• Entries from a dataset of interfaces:

====

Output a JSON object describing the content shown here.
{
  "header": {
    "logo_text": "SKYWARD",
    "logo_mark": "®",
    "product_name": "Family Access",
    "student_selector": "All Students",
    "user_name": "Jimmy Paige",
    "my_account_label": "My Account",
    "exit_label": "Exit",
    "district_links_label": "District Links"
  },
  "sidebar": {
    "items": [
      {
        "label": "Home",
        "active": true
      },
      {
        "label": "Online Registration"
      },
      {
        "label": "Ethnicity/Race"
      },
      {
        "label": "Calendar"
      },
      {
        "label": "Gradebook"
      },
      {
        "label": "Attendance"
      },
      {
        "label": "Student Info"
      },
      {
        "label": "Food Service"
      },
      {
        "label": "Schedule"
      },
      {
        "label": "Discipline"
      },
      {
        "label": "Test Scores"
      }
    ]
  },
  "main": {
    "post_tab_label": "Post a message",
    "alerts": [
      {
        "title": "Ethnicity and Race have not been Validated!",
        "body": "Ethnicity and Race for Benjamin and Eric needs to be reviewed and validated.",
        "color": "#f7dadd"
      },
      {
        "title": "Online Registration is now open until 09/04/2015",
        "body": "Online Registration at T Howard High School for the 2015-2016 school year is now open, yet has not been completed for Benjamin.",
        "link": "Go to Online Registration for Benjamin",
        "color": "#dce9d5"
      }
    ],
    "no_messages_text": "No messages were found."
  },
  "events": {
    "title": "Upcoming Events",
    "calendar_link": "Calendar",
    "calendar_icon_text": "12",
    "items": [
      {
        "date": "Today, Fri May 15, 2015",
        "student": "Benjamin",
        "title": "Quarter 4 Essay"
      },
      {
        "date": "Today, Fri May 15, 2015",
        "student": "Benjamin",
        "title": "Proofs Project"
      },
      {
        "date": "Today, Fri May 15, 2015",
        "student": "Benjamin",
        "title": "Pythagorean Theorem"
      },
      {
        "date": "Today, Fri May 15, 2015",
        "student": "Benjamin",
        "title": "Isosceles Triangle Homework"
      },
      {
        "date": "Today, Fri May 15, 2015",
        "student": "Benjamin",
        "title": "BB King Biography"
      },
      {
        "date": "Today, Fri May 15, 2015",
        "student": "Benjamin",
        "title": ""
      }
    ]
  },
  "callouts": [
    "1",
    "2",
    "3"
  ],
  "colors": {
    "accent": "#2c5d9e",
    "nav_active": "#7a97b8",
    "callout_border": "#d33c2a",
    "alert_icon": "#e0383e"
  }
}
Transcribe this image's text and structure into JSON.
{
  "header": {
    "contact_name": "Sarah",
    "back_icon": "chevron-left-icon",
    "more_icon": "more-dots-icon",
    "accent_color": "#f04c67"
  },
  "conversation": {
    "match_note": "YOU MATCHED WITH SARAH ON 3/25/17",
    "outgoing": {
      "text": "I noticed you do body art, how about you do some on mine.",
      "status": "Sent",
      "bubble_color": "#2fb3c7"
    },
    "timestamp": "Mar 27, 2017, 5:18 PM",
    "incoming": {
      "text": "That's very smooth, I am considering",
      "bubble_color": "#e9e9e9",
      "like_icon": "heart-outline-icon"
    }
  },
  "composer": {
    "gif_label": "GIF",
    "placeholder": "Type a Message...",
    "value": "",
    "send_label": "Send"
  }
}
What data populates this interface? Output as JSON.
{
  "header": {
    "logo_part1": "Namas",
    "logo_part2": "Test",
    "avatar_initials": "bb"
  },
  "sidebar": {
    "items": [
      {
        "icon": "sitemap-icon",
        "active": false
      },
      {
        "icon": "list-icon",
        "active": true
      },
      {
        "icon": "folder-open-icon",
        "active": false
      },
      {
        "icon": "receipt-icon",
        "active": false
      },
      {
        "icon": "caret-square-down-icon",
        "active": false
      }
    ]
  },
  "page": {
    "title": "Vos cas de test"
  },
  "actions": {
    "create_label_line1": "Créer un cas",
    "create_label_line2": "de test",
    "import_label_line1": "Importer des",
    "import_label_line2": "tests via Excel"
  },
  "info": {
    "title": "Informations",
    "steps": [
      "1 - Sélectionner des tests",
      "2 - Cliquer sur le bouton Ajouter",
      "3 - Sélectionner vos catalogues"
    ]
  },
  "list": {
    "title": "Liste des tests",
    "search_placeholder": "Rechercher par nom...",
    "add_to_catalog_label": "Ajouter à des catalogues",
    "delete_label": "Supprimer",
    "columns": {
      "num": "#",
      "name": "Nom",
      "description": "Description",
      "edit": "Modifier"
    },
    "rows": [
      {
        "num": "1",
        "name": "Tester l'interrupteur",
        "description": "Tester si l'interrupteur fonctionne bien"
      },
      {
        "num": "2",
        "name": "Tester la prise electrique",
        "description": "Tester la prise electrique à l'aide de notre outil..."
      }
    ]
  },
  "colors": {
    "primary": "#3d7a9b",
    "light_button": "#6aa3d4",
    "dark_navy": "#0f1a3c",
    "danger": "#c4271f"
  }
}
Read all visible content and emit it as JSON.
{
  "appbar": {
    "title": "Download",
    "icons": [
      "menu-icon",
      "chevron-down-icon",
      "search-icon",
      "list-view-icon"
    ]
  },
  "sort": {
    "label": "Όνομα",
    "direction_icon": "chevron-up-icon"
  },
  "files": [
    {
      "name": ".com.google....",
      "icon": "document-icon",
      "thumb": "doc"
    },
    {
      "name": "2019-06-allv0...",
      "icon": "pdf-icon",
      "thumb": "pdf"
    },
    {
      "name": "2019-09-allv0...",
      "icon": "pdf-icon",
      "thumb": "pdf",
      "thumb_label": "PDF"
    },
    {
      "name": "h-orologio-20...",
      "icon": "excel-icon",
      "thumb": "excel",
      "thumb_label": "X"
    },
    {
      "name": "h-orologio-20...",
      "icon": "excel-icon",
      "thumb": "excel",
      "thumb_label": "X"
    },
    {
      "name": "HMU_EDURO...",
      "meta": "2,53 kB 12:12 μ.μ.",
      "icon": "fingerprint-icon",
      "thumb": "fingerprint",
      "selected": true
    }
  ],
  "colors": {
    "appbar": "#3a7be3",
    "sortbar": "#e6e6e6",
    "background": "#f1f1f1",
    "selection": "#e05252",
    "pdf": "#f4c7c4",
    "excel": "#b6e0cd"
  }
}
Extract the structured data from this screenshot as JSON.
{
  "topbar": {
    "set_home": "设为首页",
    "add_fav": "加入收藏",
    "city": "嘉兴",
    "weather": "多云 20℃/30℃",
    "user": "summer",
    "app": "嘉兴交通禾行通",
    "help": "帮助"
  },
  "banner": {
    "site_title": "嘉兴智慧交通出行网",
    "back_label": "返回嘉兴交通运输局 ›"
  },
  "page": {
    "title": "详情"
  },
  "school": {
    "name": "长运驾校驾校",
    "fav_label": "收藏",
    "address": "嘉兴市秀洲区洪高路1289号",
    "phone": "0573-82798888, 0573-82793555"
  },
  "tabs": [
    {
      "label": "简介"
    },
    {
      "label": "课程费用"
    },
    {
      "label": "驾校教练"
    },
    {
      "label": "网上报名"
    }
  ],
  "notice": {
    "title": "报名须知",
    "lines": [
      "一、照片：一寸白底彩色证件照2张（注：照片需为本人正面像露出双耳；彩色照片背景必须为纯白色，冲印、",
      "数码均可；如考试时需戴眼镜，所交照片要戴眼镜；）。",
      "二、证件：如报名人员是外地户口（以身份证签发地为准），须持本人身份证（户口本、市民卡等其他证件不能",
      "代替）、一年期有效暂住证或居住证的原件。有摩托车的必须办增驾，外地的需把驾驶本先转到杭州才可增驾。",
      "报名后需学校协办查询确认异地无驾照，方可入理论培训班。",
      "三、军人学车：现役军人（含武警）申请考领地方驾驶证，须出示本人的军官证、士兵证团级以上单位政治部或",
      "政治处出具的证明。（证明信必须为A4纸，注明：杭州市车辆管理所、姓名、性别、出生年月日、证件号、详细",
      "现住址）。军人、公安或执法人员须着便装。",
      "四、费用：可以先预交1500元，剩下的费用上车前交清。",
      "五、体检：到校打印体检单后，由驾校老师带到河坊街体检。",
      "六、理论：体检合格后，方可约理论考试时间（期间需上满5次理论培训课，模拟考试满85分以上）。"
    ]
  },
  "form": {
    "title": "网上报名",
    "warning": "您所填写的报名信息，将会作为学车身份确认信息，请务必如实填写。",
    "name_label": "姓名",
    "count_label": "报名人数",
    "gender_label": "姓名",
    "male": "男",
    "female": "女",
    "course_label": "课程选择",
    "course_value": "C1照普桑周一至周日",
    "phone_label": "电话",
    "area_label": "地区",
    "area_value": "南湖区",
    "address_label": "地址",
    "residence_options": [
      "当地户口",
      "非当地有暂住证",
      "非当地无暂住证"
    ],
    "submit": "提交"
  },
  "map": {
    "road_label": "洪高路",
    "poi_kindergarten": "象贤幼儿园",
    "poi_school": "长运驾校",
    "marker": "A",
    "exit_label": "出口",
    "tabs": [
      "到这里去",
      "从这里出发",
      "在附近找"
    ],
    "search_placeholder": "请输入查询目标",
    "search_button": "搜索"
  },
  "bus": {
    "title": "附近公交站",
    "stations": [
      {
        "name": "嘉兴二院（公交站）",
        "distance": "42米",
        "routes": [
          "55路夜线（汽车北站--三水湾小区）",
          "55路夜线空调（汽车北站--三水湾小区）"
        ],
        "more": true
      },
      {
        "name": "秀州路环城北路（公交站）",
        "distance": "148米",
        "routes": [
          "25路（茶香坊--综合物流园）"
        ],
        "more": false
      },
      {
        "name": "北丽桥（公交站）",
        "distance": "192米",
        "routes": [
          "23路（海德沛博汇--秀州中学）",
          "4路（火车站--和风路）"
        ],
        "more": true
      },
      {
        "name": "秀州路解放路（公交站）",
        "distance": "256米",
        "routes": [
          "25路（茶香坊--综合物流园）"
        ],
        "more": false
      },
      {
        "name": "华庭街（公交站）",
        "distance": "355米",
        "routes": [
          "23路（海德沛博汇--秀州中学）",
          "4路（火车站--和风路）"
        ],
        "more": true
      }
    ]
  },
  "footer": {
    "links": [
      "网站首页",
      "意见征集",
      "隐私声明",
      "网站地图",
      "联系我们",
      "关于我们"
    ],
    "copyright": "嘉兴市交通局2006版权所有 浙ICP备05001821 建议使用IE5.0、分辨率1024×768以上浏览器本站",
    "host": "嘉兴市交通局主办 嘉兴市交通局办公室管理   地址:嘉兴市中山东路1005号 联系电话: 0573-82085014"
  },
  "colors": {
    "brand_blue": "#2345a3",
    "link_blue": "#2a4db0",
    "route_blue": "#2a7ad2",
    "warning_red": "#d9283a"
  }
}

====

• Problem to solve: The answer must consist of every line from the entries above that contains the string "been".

• Output below:
        "title": "Ethnicity and Race have not been Validated!",
        "body": "Online Registration at T Howard High School for the 2015-2016 school year is now open, yet has not been completed for Benjamin.",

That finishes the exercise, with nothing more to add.